Songs and albums about the North East of England have a long and honourable history. Big Harcar, which is part of the Farne Islands off the coast of Northumberland, is another interesting entry in the list. Starting with gentle folk song ‘The Whin Sill’ (named for a rocky part of County Durham) the album then goes into full-on indie rock mode with ‘All Hail, All Glory’ “All hail, all glory to the dead. Dulce et decorum. Well Britannia rules the sea. But the land belongs to me” The sentiment is fine, as are the words of ‘Serpentine’ which name-checks everywhere: “From Hampstead Heath.
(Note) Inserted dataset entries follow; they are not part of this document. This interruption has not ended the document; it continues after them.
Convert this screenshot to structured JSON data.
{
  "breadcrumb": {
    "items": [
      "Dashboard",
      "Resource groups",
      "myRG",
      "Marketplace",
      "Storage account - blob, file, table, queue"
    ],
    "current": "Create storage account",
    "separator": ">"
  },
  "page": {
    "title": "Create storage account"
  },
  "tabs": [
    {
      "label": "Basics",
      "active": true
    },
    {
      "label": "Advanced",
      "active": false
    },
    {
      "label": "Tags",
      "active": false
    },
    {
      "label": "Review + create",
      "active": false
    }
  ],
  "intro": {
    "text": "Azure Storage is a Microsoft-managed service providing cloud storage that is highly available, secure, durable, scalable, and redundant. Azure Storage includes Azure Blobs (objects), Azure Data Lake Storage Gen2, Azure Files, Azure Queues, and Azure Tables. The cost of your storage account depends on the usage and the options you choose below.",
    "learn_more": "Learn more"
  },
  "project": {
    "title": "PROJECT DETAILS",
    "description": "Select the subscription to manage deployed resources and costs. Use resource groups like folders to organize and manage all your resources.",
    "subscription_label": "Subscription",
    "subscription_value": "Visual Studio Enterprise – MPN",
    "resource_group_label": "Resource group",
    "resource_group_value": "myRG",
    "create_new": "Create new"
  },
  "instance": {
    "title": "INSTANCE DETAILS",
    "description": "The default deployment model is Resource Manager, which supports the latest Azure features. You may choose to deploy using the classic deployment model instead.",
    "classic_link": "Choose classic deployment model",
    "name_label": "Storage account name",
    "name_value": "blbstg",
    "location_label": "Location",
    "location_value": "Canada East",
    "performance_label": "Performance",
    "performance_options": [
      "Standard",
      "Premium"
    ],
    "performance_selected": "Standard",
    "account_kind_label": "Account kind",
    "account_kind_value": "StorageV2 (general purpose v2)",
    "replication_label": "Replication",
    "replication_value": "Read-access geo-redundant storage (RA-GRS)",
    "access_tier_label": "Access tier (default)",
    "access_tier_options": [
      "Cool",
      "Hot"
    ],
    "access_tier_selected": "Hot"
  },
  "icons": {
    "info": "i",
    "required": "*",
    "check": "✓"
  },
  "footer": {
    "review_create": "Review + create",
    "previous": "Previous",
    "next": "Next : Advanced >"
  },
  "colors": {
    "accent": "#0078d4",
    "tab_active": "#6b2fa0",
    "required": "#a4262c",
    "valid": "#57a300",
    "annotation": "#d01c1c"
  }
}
To Morecambe Bay… Dunoon to Budle Bay” without seeming to have any specific point to make.
When the music calms down a bit with the atmospheric ‘The Launch’ and ‘Hollow’ the North East folk feel becomes more obvious and they seem to have worked on the words rather more as well. The centrepiece of the album is the nine-minute ‘The Haven of St Aidan’s’ which goes a long way to explaining songwriter Aaron Duff’s love of the area. Big Harcar was the scene of a famous shipwreck, rescued by Grace Darling in 1838 and the bleak feel of that coastline comes over in the music. ‘The Land is Behind Us’ is an acoustic reflection on the fishing fleets of the North East and is very much in the tradition of earlier folk music from the region. You can hear Ewan MacColl singing this. Another long song closes the album. ‘Until My Bonnie Can Be Revived’ updates the seafaring themes. “The horizon’s littered with Meccano sets. And Lego arks.” Part a North Eastern Psalm 107, “those who go down to the sea in ships”, part lament for the passing of tradition into the hands of others, this is a contender for song of the year.
Overall, this about two-thirds of a good album. The three indie rock songs that fill up the early part of the record feel unfinished and there to make up the numbers. Bands like Field Music do that sort of thing much better. When they let the more folk-based parts of their music out, Hector Gannet have an original voice to offer, and at least two genuinely great songs here.